Alamance County law enforcement officials and the district attorney came together Friday to underscore the importance and severity of the crimes being committed, mostly by juveniles, who have gone on a spate of shootings in recent weeks.
The shootings have often been into occupied homes or drive-by shootings at other cars. In some cases, the “overspray” (as Burlington assistant police chief Chris Gaddis termed it) has gone into occupied homes nearby.
District attorney Sean Boone noted that in many cases, the residential structures do not stop a bullet, but rather it can come through a door or wall.
So far, no one has been killed or wounded by the attacks, but officials expressed alarm at the growing number of incidents.
Sheriff Terry Johnson highlighted five “hot spots” in areas of east Burlington that are of particular concern.
Johnson highlighted his concern that many of the incidents involve gang members and named some of the gangs that have been determined to be active in the county.
District Attorney Sean Boone made clear that with regard to any charges involving weapons, he will seek to have the cases moved to superior court where the juveniles will face potentially stiffer punishment, including prison time.
Boone stressed that while he and law enforcement officials are not eager to have young people sent to prison, “that decision is usually made for us [by the severity of the criminal activity], not by us.”
Boone also acknowledged, “In Alamance County, most violent crimes occur in the lowest income, highest minority areas where honest, law-abiding people just want to earn a living and enjoy the fruits of their labor free of intimidation and fear.” But, he said, “We will not let a small band of violent offenders of any age terrorize these communities and then use their age to shield themselves from the consequences that come after.”
Burlington assistant police chief Chris Gaddis also expressed concerns about the possible role of gangs, although he said they have not found evidence to lead them to believe the shootings are somehow part of any initiation into a gang.

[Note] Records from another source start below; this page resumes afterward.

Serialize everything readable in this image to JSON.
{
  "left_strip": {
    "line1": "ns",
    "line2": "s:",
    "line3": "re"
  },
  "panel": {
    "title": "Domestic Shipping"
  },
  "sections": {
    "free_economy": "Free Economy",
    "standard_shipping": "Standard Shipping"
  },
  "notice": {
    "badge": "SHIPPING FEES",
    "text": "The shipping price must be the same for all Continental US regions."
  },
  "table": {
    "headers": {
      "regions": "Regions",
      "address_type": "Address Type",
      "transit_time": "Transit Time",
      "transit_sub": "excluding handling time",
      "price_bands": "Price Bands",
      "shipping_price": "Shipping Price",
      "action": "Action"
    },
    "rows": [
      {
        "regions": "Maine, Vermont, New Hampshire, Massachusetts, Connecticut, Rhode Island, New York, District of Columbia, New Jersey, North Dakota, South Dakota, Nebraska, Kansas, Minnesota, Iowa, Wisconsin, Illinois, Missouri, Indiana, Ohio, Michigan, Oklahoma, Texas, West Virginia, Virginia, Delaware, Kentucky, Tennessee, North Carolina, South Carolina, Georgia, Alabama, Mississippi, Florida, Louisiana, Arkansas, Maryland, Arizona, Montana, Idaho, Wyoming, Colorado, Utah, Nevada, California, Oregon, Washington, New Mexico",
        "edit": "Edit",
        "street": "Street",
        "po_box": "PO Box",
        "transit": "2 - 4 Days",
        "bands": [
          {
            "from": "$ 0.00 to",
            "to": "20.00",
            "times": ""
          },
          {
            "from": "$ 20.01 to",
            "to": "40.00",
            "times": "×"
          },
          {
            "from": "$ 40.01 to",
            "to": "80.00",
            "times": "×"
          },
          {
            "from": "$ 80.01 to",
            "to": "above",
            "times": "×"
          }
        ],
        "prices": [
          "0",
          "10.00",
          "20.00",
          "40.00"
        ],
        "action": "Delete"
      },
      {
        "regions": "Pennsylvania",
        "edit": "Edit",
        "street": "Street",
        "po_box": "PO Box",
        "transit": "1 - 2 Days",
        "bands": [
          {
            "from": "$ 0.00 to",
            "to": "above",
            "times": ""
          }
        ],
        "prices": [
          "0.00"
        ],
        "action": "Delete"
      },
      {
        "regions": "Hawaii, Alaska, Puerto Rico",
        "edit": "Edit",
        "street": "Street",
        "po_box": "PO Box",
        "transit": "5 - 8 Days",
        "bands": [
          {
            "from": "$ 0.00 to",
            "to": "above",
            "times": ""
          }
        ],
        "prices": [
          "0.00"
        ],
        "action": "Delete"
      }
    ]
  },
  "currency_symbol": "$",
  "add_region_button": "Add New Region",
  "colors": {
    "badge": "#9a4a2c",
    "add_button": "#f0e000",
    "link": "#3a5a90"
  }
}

Gaddis also gave some practical advice for how people need to protect themselves and their property by ensuring that vehicles and guns are locked up; theft of some weapons was alluded to as a possible contributing factor to some of the shootings.
Because they are juveniles, their names were not released, but the sheriff’s office made clear that two juveniles have already been arrested and that there are 20 “persons of interest” who will be interviewed during the continuing investigation.
One juvenile as been charged with five counts of shooting into an occupied dwelling and two counts of injury to real property.
That same juvenile and an additional one have been charged for breaking and entering vehicles: a cumulative total of 10 counts of breaking and entering of a motor vehicle; 2 counts of financial card theft; 4 counts of obtaining property by false pretense; and one count of larceny of a firearm.
Meanwhile, Burlington’s police department has arrested a third juvenile, a 16-year-old, for one count each of: carrying a conceal weapon, discharging a firearm within the city limits; shooting into an occupied dwelling; and shooting into an occupied vehicle. See separate story on Burlington arrests of three adults in connection with the spate of shootings, and an armed robbery in Mebane Wednesday night that officials there believe to be related.